Your assignment - From the following material, say how many lines have "Default" in them; write only the number.

Record set -

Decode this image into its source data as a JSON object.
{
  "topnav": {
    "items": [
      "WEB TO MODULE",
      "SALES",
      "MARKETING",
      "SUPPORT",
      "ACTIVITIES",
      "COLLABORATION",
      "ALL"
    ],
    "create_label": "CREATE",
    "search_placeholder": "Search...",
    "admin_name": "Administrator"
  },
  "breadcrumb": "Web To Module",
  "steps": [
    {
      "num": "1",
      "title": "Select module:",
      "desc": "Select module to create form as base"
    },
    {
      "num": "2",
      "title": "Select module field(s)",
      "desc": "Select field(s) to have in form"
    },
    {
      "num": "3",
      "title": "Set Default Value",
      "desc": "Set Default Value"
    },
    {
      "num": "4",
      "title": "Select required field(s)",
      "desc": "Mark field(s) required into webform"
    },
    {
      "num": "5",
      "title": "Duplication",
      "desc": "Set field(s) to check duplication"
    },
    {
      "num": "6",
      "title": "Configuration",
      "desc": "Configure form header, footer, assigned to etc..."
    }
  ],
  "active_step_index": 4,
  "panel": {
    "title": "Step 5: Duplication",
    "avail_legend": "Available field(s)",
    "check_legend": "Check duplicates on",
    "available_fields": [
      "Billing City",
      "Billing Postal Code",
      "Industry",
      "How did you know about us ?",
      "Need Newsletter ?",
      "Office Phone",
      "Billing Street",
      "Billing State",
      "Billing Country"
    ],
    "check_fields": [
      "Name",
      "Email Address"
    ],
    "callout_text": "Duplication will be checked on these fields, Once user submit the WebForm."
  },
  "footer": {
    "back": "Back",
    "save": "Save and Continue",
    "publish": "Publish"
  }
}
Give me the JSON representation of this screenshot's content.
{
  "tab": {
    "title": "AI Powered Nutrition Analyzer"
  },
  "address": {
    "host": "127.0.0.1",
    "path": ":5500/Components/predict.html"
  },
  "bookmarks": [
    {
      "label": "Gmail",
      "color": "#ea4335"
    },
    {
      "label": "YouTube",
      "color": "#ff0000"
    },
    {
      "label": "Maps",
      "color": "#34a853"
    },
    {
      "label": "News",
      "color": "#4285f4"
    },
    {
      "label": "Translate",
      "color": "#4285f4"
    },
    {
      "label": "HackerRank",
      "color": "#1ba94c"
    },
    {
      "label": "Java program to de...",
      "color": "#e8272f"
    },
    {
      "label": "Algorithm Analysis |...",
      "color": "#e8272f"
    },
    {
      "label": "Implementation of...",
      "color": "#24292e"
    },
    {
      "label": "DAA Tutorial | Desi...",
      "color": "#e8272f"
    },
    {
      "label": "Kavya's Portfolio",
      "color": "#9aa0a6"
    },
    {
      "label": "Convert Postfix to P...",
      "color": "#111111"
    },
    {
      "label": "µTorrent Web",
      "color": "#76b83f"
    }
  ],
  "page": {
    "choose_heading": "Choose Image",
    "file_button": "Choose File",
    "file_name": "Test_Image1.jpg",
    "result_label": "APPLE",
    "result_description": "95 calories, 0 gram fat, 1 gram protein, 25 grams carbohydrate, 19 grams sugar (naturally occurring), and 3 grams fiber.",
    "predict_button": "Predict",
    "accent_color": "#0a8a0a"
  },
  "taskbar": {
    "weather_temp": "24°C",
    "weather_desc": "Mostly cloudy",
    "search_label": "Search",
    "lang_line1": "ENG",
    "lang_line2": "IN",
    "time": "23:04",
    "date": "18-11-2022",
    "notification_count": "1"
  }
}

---

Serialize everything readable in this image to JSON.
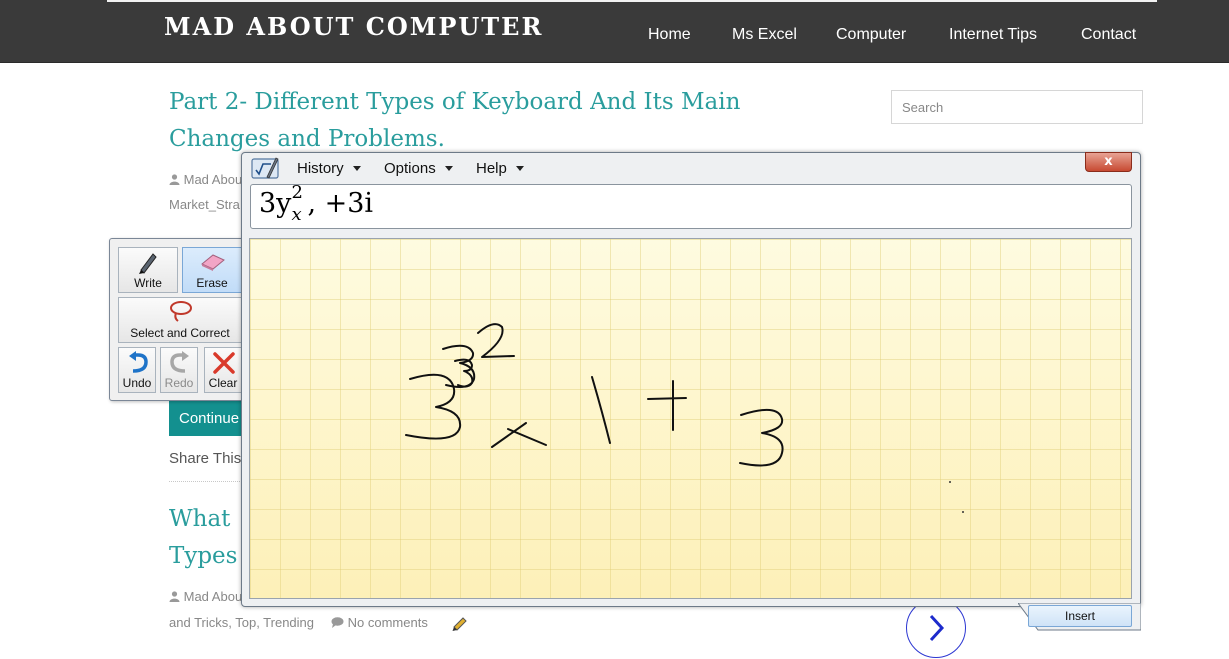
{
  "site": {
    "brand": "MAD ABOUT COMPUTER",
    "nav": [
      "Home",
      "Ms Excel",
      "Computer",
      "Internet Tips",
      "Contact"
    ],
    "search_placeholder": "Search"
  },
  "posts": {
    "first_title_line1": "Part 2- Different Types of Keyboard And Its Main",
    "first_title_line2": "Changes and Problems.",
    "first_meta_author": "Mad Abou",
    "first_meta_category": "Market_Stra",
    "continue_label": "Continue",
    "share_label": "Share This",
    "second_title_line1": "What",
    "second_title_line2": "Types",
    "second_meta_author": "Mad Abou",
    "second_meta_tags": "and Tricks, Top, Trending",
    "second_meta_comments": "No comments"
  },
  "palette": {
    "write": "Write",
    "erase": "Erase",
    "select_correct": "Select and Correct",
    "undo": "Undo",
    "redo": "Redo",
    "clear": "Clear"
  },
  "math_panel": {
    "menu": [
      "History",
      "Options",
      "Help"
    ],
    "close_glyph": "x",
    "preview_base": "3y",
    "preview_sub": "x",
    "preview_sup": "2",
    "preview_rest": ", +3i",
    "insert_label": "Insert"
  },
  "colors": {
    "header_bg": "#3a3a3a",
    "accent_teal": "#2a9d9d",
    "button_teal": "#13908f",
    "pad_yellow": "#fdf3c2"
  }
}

Solution - 2